WHAT THE TASK ASKS – Copy out each line of the data that includes the string "name".

======

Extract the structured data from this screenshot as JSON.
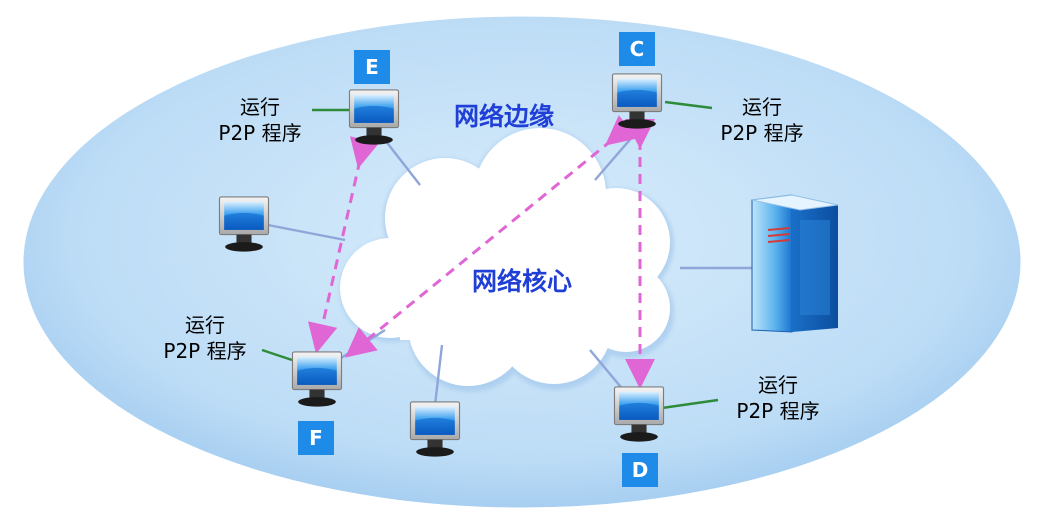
{
  "diagram": {
    "edge_label": "网络边缘",
    "core_label": "网络核心",
    "peers": [
      {
        "id": "E",
        "run_line1": "运行",
        "run_line2": "P2P 程序"
      },
      {
        "id": "C",
        "run_line1": "运行",
        "run_line2": "P2P 程序"
      },
      {
        "id": "F",
        "run_line1": "运行",
        "run_line2": "P2P 程序"
      },
      {
        "id": "D",
        "run_line1": "运行",
        "run_line2": "P2P 程序"
      }
    ]
  },
  "colors": {
    "edge_ellipse": "#bcdcf6",
    "cloud": "#ffffff",
    "link_line": "#8fa6d8",
    "callout_line": "#2e8b3a",
    "p2p_arrow": "#e066d6",
    "badge": "#1e8be8",
    "title_text": "#1f3fd6"
  }
}
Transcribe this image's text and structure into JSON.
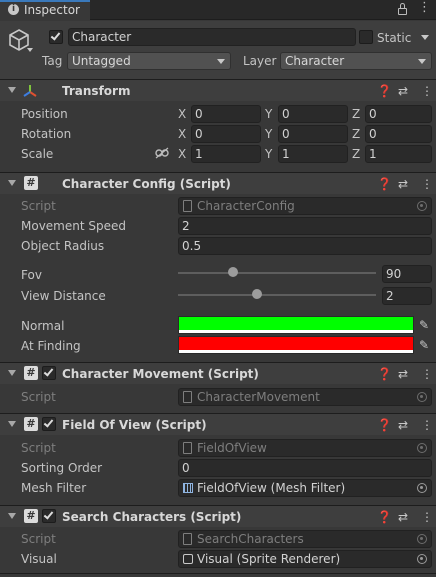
{
  "tab": {
    "title": "Inspector",
    "icon": "info-icon"
  },
  "go": {
    "name": "Character",
    "static_label": "Static",
    "tag_label": "Tag",
    "tag_value": "Untagged",
    "layer_label": "Layer",
    "layer_value": "Character"
  },
  "transform": {
    "title": "Transform",
    "position_label": "Position",
    "rotation_label": "Rotation",
    "scale_label": "Scale",
    "x": "X",
    "y": "Y",
    "z": "Z",
    "position": [
      "0",
      "0",
      "0"
    ],
    "rotation": [
      "0",
      "0",
      "0"
    ],
    "scale": [
      "1",
      "1",
      "1"
    ]
  },
  "config": {
    "title": "Character Config (Script)",
    "script_label": "Script",
    "script_value": "CharacterConfig",
    "move_label": "Movement Speed",
    "move_value": "2",
    "radius_label": "Object Radius",
    "radius_value": "0.5",
    "fov_label": "Fov",
    "fov_value": "90",
    "fov_fraction": 0.28,
    "viewdist_label": "View Distance",
    "viewdist_value": "2",
    "viewdist_fraction": 0.4,
    "normal_label": "Normal",
    "normal_color": "#00ff00",
    "finding_label": "At Finding",
    "finding_color": "#ff0000"
  },
  "movement": {
    "title": "Character Movement (Script)",
    "script_label": "Script",
    "script_value": "CharacterMovement"
  },
  "fov": {
    "title": "Field Of View (Script)",
    "script_label": "Script",
    "script_value": "FieldOfView",
    "sorting_label": "Sorting Order",
    "sorting_value": "0",
    "mesh_label": "Mesh Filter",
    "mesh_value": "FieldOfView (Mesh Filter)"
  },
  "search": {
    "title": "Search Characters (Script)",
    "script_label": "Script",
    "script_value": "SearchCharacters",
    "visual_label": "Visual",
    "visual_value": "Visual (Sprite Renderer)"
  }
}
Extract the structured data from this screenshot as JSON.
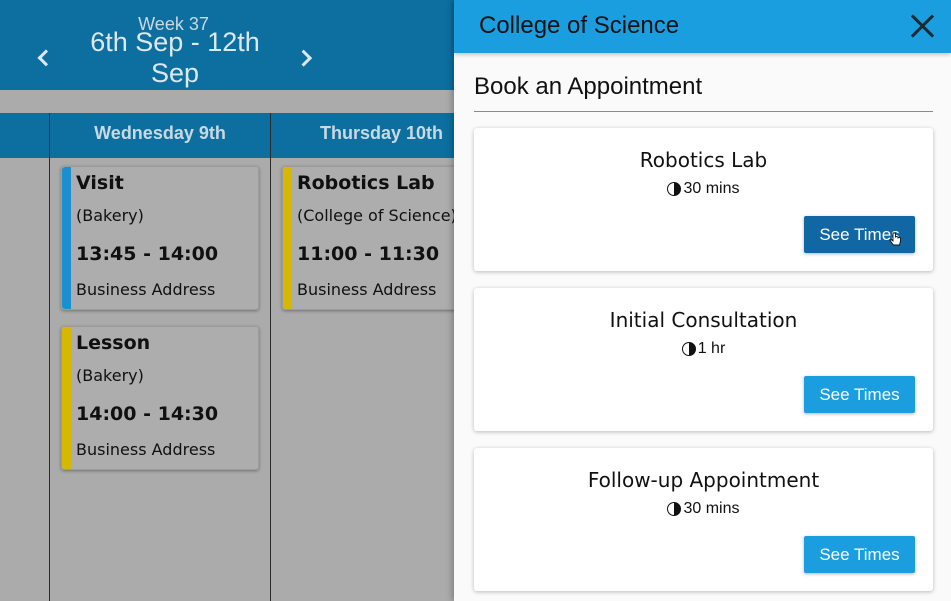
{
  "calendar": {
    "week_label": "Week 37",
    "date_range": "6th Sep - 12th Sep",
    "days": [
      {
        "label": "Wednesday 9th"
      },
      {
        "label": "Thursday 10th"
      }
    ],
    "events": [
      {
        "title": "Visit",
        "location": "(Bakery)",
        "time": "13:45 - 14:00",
        "address": "Business Address",
        "color": "#1b8fd0"
      },
      {
        "title": "Lesson",
        "location": "(Bakery)",
        "time": "14:00 - 14:30",
        "address": "Business Address",
        "color": "#d6b800"
      },
      {
        "title": "Robotics Lab",
        "location": "(College of Science)",
        "time": "11:00 - 11:30",
        "address": "Business Address",
        "color": "#d6b800"
      }
    ]
  },
  "panel": {
    "title": "College of Science",
    "section_title": "Book an Appointment",
    "cards": [
      {
        "name": "Robotics Lab",
        "duration": "30 mins",
        "button": "See Times"
      },
      {
        "name": "Initial Consultation",
        "duration": "1 hr",
        "button": "See Times"
      },
      {
        "name": "Follow-up Appointment",
        "duration": "30 mins",
        "button": "See Times"
      }
    ]
  },
  "colors": {
    "header_blue": "#0c6fa0",
    "panel_blue": "#1a9ee0",
    "button_hover": "#1167a3"
  },
  "icons": [
    "chevron-left-icon",
    "chevron-right-icon",
    "close-icon",
    "clock-icon",
    "pointer-cursor-icon"
  ]
}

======

RESPONSE AREA –
    "name": "Character",
        "name": "Robotics Lab",
        "name": "Initial Consultation",
        "name": "Follow-up Appointment",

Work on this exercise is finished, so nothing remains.